From John Lindley   [before 2 September 1843]

Dear Sir

I am infinitely obliged to you for your interesting communications1 which I wd have acknowledged sooner had I been able. The Gentians are new to me, and I think form a valuable addition to the little we know about double flowers.

The Cabbage leaf is not very uncommon.

Thanks too for the Viola—

You will be interested in knowing that a very curious monster found this year near Ely shows the ovule—its nucleus I mean—to be another of the forms of the growing point—quite a new, & to me at least unexpected, fact, which was much wanted to complete the theory of morphological structure.2 The evidence is perfect.

Your Scotch seeds3 proved Rumex Acetosella & this Atriplex—What species I do not know— At present I cannot find it in books. I have sent it to Henslow and shall show it to others— It cannot be any var of A. patula I think.

Very truly yours | John Lindley

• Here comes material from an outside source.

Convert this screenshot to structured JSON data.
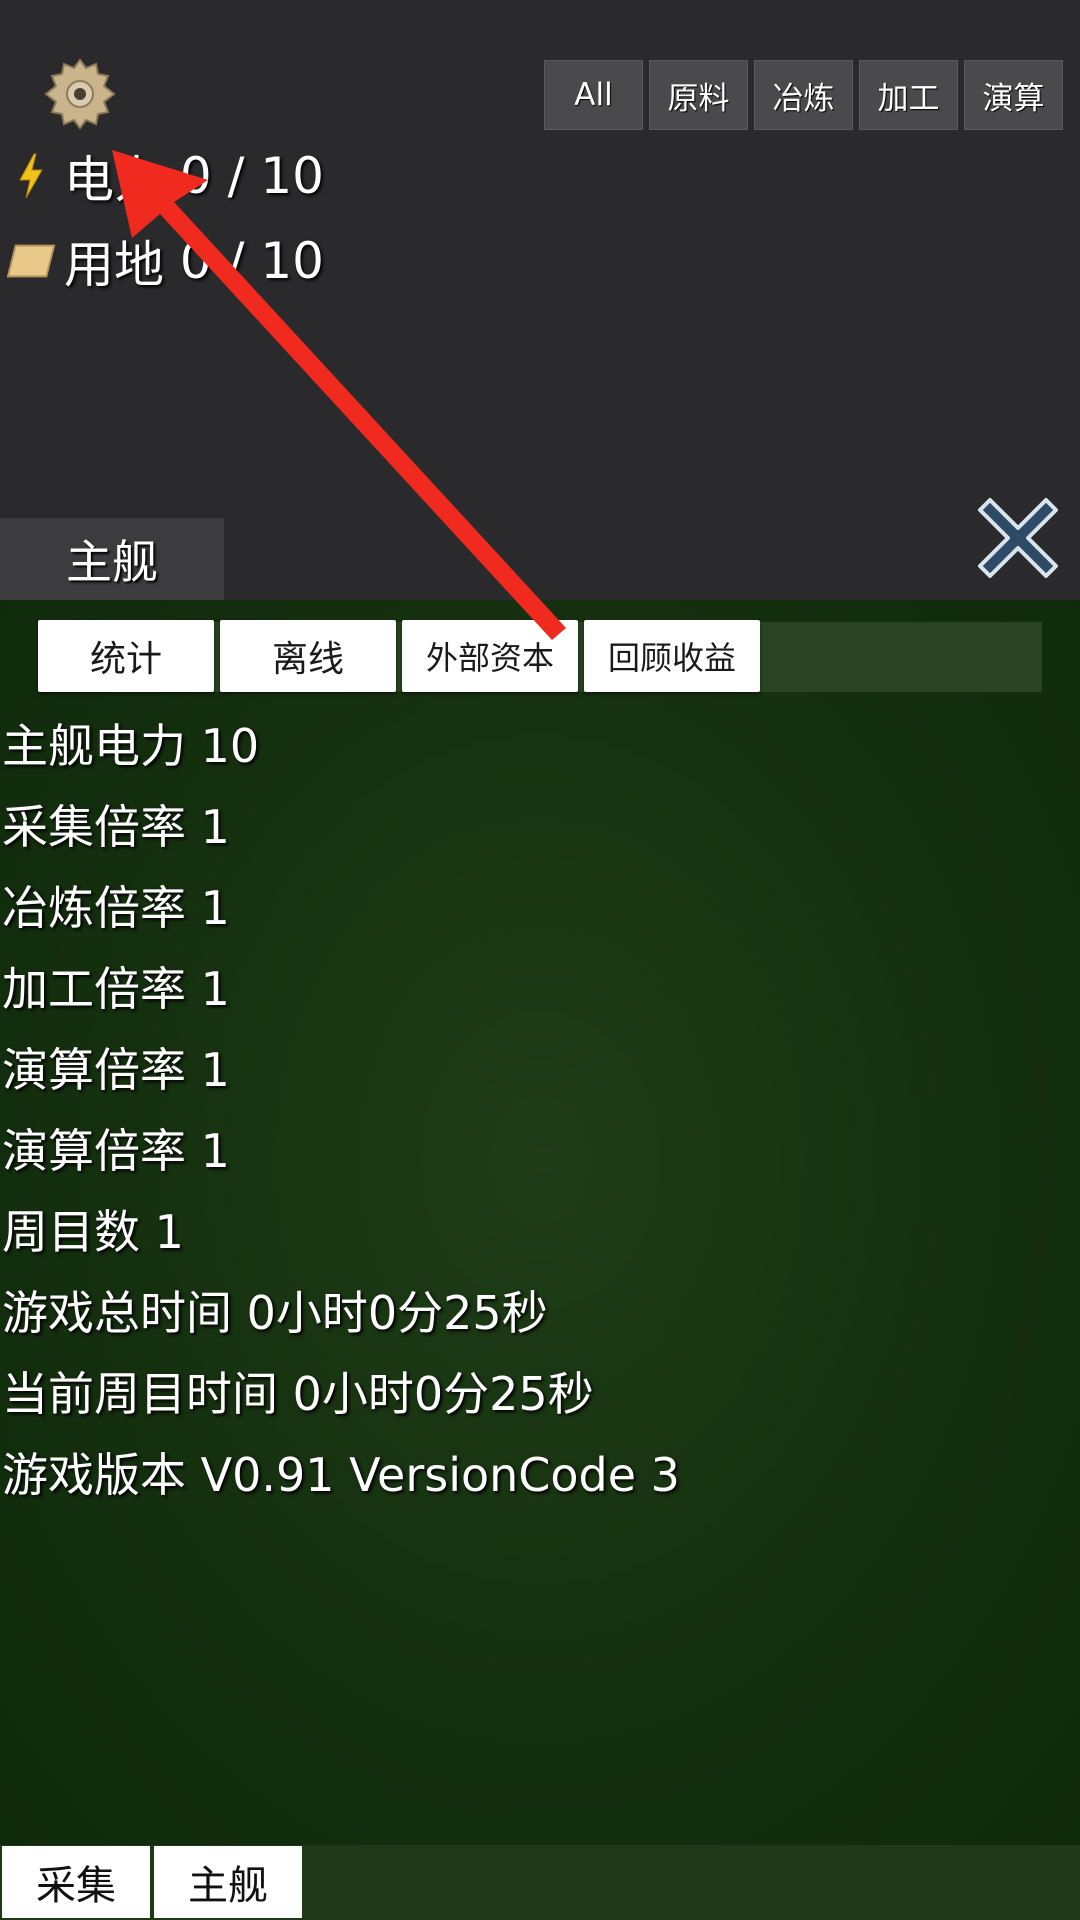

See letter to Gardeners’ Chronicle, [late August 1843].
Refers to the theory of Johann Wolfgang von Goethe that all the parts of a plant are metamorphosed leaves. CD accepted the theory as demonstrating the unity of type one would expect under an evolutionary point of view. See Foundations, pp. 38–41, 214–18. The doctrine was considered atheistical by those who maintained that each species was created perfect and immutable.


Much interested in CD’s communication [about W. Kemp] and seeds sent; does not know the species; has sent seeds to Henslow.

Describes a monstrous plant found near Ely.

Letter details

Letter no.
John Lindley
Charles Robert Darwin
Sent from
Source of text
DAR 50: A21–2
Physical description
4pp †

Please cite as

Darwin Correspondence Project, “Letter no. 690,” accessed on 28 June 2017,

Also published in The Correspondence of Charles Darwin, vol. 2